Most succession deals ultimately hinge on the valuation of the practice. Often valuation is performed by an independent third party based on factors such as assets under management and the makeup and track record of the sales force, Hirschfeld says it’s important in valuing a practice to research what companies with similar profiles have been fetching on the market. In a majority of cases, practices are valued according to a discounted cash-flow model, explains Roame, which essentially forecasts a business’ ability to generate cash flow based on such factors as projected client retention (the extent to which the buyer expects to retain the practice’s clients), the cost structure of the practice and the discount rate applied to the noncash portion of the transaction.
Finding a match between buyer and seller is no small task. Buyers can be employees, partners or competitors, or they can be entities motivated by strategic synergies or pure profit. Historically, most buyers fall into the first three categories, according to Tiburon. These days, according to Tiburon’s research, parties looking to buy an advisory practice far outnumber those looking to sell a practice. Within five to 10 years, however, Roame says he expects sellers will outnumber buyers.
Once a match is in place, there’s the matter of negotiating and structuring the transaction. “How you structure the deal can be more important than the price,” Hirschfeld points out. Will it be a pure cash deal? Will a seller-subordinated note be involved? Will the transaction include an earn-out provision? What are the income tax and capital gains tax ramifications for the buyer and seller? How are the interests of buyer and seller protected in case of underperformance, misrepresentation or fraud? If it’s a struggle to answer those questions, he suggests calling upon an objective third party with a firm grasp of the legal and tax considerations associated with succession-type transactions.

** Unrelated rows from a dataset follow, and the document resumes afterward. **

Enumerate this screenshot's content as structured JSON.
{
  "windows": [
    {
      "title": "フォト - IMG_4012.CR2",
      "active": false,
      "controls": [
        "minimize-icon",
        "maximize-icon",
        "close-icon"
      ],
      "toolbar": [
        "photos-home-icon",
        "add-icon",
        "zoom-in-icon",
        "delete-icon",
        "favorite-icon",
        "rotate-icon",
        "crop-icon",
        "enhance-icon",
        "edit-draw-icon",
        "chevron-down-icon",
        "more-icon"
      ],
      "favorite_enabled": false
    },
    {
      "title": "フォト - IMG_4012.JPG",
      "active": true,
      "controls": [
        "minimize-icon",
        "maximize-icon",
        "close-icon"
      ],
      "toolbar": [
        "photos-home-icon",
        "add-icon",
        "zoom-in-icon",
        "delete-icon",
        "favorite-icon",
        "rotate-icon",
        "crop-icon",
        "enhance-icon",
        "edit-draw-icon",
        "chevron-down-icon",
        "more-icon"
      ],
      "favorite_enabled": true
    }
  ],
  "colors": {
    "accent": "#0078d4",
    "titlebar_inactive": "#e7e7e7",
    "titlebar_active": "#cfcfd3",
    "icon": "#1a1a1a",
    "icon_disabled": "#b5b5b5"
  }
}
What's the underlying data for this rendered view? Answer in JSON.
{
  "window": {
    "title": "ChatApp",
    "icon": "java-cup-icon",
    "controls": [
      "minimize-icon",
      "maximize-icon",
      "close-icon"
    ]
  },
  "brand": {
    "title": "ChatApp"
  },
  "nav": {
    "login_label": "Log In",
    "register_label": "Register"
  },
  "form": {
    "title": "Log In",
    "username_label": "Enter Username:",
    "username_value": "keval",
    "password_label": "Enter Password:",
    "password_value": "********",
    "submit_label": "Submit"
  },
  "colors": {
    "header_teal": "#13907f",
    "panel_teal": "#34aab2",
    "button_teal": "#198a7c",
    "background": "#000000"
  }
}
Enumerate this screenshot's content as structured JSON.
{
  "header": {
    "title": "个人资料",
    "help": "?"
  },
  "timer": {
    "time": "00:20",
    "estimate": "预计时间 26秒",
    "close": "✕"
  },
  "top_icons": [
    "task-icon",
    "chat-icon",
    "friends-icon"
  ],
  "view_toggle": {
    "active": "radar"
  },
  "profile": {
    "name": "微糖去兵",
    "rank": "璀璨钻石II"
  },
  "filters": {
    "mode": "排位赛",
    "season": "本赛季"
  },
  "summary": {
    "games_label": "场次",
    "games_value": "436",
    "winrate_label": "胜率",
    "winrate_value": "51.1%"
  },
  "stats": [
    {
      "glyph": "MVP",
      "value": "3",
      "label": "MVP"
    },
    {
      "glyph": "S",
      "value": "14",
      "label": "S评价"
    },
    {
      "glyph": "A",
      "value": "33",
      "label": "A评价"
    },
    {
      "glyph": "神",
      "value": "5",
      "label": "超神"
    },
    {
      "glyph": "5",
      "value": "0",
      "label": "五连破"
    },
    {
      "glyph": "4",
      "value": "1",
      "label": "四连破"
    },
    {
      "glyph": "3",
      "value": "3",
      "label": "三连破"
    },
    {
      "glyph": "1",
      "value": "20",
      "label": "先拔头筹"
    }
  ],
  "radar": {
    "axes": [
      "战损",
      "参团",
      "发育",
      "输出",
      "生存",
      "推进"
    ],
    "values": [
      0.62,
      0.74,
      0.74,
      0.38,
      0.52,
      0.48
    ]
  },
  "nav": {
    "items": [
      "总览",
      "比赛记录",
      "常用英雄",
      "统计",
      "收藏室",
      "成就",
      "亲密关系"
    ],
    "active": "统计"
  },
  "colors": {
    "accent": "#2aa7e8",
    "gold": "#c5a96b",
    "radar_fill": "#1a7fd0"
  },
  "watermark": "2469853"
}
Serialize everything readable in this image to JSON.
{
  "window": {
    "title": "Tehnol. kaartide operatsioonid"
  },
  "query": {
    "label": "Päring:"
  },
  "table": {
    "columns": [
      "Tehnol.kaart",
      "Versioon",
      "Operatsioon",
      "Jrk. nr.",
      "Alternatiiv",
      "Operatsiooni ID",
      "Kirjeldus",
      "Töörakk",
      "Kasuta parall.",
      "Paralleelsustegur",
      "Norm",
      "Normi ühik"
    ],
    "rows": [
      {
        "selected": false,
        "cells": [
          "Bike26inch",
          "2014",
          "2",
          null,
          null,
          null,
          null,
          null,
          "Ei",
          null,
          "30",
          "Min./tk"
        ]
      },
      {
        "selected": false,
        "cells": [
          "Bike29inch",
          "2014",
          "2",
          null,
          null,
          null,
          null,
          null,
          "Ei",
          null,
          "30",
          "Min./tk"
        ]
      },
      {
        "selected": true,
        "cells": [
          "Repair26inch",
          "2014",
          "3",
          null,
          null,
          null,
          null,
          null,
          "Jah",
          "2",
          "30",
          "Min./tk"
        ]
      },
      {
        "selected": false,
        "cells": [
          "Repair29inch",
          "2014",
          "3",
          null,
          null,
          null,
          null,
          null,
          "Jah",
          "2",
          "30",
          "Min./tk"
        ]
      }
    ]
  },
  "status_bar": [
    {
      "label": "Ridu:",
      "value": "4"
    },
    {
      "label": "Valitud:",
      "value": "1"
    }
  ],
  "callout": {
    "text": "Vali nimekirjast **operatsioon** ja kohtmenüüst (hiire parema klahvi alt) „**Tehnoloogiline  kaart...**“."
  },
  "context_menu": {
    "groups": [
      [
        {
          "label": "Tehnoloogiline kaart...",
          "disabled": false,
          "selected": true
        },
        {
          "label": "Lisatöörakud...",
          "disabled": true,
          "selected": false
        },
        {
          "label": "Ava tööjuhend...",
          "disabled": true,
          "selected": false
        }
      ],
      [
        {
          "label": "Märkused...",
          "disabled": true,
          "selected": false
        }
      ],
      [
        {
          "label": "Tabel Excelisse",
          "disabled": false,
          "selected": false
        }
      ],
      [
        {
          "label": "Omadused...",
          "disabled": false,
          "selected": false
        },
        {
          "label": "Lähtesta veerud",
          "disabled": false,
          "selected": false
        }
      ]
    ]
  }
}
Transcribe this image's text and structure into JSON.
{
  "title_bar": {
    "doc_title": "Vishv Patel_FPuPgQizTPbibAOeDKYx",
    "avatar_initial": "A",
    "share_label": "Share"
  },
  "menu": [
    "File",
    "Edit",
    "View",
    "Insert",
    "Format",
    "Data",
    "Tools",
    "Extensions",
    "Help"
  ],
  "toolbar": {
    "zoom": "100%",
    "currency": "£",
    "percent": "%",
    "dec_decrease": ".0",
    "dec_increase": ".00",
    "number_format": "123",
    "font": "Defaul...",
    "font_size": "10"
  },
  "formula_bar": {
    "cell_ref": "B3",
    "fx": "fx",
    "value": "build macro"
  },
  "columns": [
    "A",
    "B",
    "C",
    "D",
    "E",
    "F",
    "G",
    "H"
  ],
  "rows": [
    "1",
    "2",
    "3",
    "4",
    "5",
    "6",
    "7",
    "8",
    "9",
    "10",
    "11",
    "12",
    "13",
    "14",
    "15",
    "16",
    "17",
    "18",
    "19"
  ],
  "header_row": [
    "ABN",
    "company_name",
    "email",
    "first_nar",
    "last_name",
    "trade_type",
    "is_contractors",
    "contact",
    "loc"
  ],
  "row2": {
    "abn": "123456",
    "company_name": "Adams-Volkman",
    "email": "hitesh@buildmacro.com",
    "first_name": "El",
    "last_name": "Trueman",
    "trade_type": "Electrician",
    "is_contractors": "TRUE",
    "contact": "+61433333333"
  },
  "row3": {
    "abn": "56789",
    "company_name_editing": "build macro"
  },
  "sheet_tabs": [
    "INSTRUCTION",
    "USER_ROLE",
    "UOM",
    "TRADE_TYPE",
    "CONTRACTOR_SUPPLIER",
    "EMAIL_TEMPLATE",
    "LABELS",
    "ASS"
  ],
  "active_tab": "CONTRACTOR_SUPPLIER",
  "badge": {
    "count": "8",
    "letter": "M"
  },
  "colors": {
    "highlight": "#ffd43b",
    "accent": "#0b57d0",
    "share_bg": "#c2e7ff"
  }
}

While no two deals are structured exactly the same, many tend to involve an upfront cash payment for some portion of the practice’s value, with the balance financed via an earn-out provision. The fairest, most favorable outcomes often come from transactions in which the departing owner stays onboard for a period of time to smooth the transition, Roame notes.
Tiburon found that negotiations tend to unfold according to a 10-step process:
1. Sign a confidentiality agreement.
2. Review financial statements, client base and work products.
3. Examine cultural issues.
4. Negotiate price and terms.
5. Draft a letter of intent.
6. Complete a legal document review, purchase audit and other due diligence.
7. Determine appropriate purchase methodology.
8. Negotiate nonfinancial issues.
9. Discuss reactions to all scenarios.
10. Get a well-written purchase agreement.
Once the transaction closes, then the heavy lifting really begins. For, according to Tiburon, many advisors who have gone through the process report “that the sale and all of its valuations, legal issues, negotiations, etc., was the easy part. It was the integration of the firms after the sale that was most challenging.”